Former Bush aide: Trump's war on Amazon is 'banana republic behavior'


MSNBC analyst Elise Jordan has seen Middle Eastern corruption up close and compared it to Trump's, slamming him for 'banana republic behavior.'

Trump's attempt to pressure the postmaster general to raise rates on Amazon is "banana republic behavior," according to MSNBC analyst Elise Jordan during an appearance on Morning Joe.

Amazon founder and CEO Jeff Bezos owns the Washington Post, and the company has been in Trump's crosshairs as the paper reports on Trump's failures, his scandalous administration, and his overall unsuitability for office.

Jordan, who worked in the State Department and on the National Security Council during the Iraq War, compared Trump's behavior to the "corruption and rule of law issues" she witnessed while working in Iraq and Afghanistan.


"Look at what we have going on at home now," Jordan said, "It is just really jaw-dropping that the president of the United States is literally using his power to try to intervene to harm a personal enemy and happens to be a personal enemy with a very illustrious and important newspaper too."

Trump personally tried to get U.S. Postmaster General Megan Brennan to double the rates it charges to Amazon for delivery of items. If the postal service follows through on Trump's demands, it would cost Amazon billions of dollars.

Brennan explained to Trump that the service actually benefits from the huge amount of cargo Amazon sends through it to customers.

Despite the explanation, Trump recently signed an executive order mandating a review of the postal service's finances, aimed at changing the way it works with Amazon and other businesses.

The Post reports that Trump has also "met with at least three groups of senior advisers to discuss Amazon’s business practices," discussing the company's taxes as well as the post office issue.

Trump has been complaining about Amazon and Bezos for months, in apparent retaliation for unflattering reporting from the Post.

The paper has extensively covered the corrupt Trump foundation, which was used as a slush fund for the family instead of as a charity. They have also repeatedly done reporting on his administration's failures, like the hiring office that has become something of a frat house hangout.

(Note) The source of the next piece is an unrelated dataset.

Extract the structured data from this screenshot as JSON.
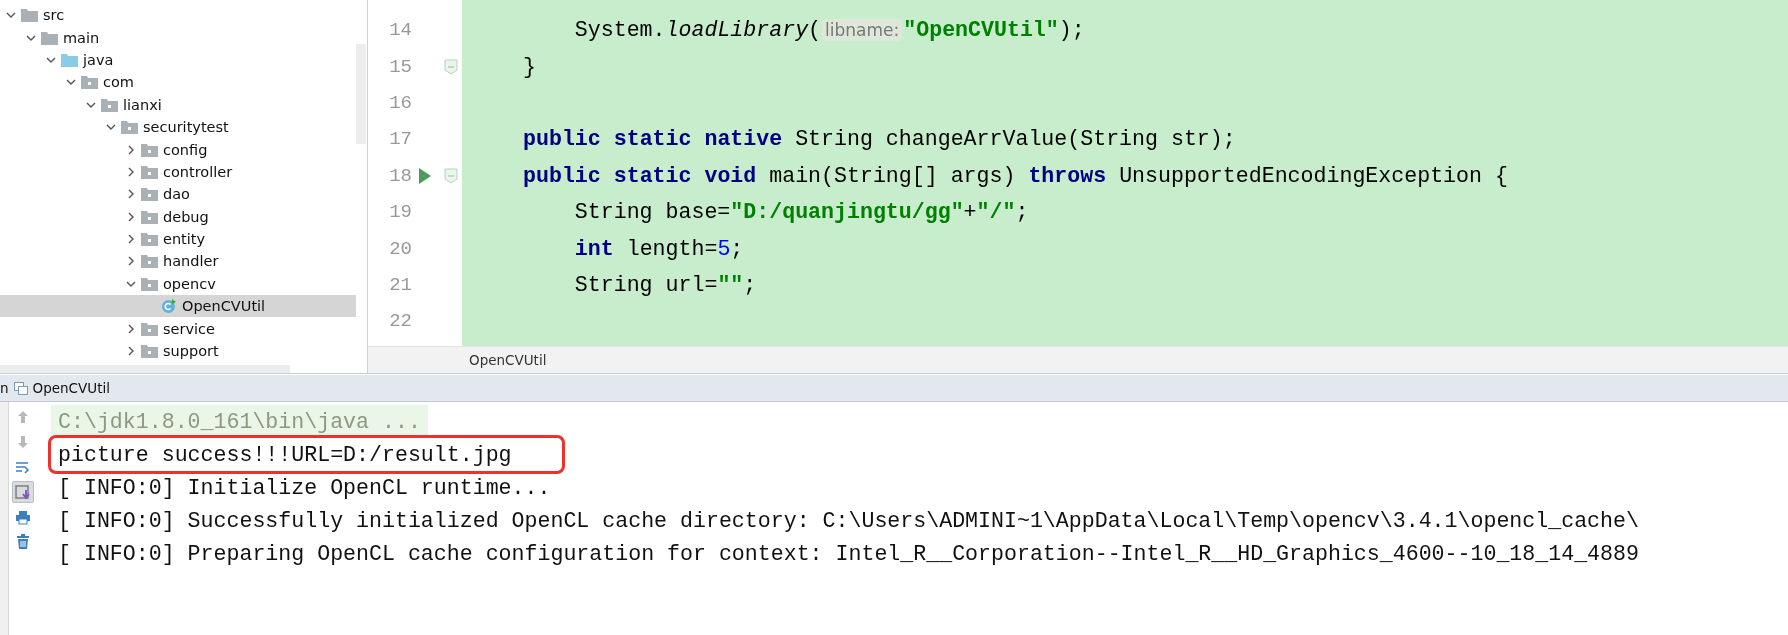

Reacting to that story, Trump whined that the paper has been "used as a lobbyist and should so REGISTER." As he often describes news reports that expose his corruption or incompetence, Trump calls the Post "fake news."

Pressuring an arm of the government to punish the free press for accurately covering him is the latest manifestation of Trump's authoritarian mindset. It makes him distinct from most of his predecessors, who all received bad press to one degree or another.

Other, more normal presidents disagreed with the press in strident but rational ways. Trump is trying to weaponize the government against those who expose him. It isn't normal.